/>Channel 5: The news coverage of the protests was very limited compared with other channels (พื้นที่ข่าวมีสัดส่วนค่อน ข้างน้อยกว่าช่องอื่นอย่างเห็นได้ชัด).
Channel 7: Was very limited (พื้นที่ข่าวค่อนข้างน้อย), but in the one special news report there was no inflammatory rhetoric used by the presenters.
Channel 9: A lot of news, but mainly focused on the red shirts travelling to Bangkok and what was happening at the various checkpoints. There were different reports from the North, Northeast on travelling to Bangkok.
Channel 11/NBT: Reasonable amount of news coverage. Vox pop was limited to people who didn’t support the protests (มี Vox Pop ของประชาชนที่ไม่สนับสนุนการชุมนุม). News coverage was very negative towards the protesters (แต่การรายงานค่อนข้างใช้คำที่ให้ภาพลบกับฝั่ง ผู้ชุมนุม) .
/>ThaiPBS: Reports from various places throughout the country. No interviews with the red shirt leaders, but there was a replay of a previous interview [BP: Likely the interview on March 11 where they interviewed red shirt leader Jaran and Govt spokesman Panitan]. For the government, there was a focus on whether the PM was going. There was some vox pox/”man on the street” interviews with the protesters. Presenters asked challenging questions of news sources (มีการตั้งคำถามในเชิงรุกต่อแหล่งข่าวและผู้สื่อข่าว).

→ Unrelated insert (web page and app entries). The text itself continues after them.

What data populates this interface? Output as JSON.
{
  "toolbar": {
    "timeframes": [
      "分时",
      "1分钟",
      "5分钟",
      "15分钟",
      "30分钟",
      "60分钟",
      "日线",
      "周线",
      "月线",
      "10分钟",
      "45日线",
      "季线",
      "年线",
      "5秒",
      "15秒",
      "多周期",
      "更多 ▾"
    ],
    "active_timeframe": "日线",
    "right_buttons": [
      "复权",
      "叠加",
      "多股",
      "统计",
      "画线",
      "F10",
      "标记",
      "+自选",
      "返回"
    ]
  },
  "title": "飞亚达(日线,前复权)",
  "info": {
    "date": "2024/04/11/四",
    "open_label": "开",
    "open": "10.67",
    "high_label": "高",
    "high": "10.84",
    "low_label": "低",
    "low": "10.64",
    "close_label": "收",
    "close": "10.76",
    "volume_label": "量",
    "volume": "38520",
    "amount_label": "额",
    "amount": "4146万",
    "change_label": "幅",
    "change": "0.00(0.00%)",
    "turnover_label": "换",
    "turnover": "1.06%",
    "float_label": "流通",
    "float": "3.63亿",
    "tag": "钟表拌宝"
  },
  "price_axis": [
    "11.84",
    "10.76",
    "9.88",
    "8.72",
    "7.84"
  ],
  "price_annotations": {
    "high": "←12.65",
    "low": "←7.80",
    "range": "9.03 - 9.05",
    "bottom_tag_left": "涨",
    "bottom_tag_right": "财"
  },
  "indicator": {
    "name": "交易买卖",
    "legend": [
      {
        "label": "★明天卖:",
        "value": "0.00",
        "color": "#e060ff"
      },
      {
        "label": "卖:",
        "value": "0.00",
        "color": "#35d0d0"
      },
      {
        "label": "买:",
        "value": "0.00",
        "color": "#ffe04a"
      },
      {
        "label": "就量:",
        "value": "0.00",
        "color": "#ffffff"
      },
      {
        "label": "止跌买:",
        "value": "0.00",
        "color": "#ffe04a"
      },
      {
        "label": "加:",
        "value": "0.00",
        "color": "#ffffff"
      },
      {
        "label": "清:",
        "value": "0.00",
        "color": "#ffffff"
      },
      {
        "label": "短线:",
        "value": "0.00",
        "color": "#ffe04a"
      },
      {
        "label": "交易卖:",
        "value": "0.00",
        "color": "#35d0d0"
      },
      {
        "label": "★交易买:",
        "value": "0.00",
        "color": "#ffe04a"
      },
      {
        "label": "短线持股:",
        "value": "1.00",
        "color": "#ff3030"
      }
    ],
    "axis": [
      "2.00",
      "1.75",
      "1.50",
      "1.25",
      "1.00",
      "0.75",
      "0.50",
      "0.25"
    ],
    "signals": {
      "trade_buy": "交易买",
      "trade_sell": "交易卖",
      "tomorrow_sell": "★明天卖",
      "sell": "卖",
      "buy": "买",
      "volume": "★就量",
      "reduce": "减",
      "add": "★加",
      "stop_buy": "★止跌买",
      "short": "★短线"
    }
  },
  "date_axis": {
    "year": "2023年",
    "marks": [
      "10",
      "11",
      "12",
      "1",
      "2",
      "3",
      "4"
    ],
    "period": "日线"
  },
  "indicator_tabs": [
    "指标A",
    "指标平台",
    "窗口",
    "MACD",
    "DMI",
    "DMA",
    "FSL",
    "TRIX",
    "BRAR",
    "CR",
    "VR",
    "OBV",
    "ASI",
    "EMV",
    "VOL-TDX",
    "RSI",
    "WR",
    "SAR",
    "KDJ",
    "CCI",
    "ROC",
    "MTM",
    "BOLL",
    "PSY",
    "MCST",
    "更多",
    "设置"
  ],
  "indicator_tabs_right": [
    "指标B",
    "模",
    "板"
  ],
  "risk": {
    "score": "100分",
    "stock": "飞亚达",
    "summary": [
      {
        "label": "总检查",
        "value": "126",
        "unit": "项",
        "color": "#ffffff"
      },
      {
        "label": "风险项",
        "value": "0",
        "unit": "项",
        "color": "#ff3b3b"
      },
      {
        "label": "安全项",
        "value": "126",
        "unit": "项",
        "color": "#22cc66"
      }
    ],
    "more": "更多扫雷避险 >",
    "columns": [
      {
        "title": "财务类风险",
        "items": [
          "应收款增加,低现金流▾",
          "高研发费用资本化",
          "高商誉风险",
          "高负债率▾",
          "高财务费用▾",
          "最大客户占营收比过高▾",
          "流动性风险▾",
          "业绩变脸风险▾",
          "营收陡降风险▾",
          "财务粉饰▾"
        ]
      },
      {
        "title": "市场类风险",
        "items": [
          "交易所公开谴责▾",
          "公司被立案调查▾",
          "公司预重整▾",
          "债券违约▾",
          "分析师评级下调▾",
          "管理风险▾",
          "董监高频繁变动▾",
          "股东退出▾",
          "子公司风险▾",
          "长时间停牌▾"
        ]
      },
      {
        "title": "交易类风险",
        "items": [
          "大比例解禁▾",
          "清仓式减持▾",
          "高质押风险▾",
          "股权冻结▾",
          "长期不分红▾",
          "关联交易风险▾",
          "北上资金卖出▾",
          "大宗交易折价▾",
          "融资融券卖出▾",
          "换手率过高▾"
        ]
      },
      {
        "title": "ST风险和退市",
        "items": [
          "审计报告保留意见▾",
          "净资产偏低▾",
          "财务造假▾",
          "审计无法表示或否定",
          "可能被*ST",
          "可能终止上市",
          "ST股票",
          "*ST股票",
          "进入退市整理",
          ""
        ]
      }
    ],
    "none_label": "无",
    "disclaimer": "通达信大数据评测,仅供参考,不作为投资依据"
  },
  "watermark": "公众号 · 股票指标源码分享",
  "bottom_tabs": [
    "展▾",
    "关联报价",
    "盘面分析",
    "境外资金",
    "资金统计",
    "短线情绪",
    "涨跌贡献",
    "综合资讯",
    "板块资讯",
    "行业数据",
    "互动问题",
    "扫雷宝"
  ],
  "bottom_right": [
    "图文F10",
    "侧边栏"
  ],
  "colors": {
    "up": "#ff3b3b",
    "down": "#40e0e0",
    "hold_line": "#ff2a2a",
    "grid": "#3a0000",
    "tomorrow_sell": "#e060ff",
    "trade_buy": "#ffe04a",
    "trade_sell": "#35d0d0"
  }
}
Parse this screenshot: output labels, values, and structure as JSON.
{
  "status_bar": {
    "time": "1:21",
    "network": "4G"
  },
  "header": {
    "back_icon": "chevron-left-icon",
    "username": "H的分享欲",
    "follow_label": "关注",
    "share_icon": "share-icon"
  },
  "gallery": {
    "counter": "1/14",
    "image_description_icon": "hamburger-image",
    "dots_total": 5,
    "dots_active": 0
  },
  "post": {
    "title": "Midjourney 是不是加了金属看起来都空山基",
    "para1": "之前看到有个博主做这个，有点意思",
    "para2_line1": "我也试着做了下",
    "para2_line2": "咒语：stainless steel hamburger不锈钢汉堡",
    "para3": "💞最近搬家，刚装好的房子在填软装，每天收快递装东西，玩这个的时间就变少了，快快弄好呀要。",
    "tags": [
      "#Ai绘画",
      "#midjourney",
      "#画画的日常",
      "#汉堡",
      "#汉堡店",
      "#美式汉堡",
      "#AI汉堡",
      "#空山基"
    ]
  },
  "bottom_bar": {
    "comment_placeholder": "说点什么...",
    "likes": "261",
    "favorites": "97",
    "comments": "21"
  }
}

BP: As someone who normally watches a significant amount of Thai TV news and particularly on March 12-14, BP would generally concur with what Media Monitor reports. The coverage on ThaiPBS was far superior to the other channels. For example, on the Sunday late news, they actually spoke to some red shirt protesters on their views of the mainstream media (couldn’t be trusted was one common theme) and then there was another segment looking at one set of twins where one is a hardcore red and the other a hardcore yellow (both had photos of their attending protests) and how this affects their family life at home.This was interesting and well it did implicility counter the image that the red shirts are mindless drones who only turn up because Thaksin pays them too. Now, it would be nice if we really started to get into the meat of some of the arguments, but at least this is better than simply reporting what Government Ministers state and leave it that.
Honestly, Channel 11 was so bad it was bordering on satire, but Channel 11 has always been simply the propaganda arm of the government.
Channel 3’s news coverage was reasonable, but it is simply news coverage which doesn’t look at what is happening in any greater detail (the Sahm Mitti program often has one longer news segment, but haven’t seen one an informative one on the red shirts).
One of the reasons that those who can afford it are turning to online sources is that there are a number of issues related to sensitive subjects which cannot be discussed openly in the media, but are discussed online. Articles by The Economist are quickly translated and discussed. Related news is analyzed.
Is the Thai TV media incapable of getting us an aerial/video image of the protests?
What are your views on the Thai media’s coverage so far?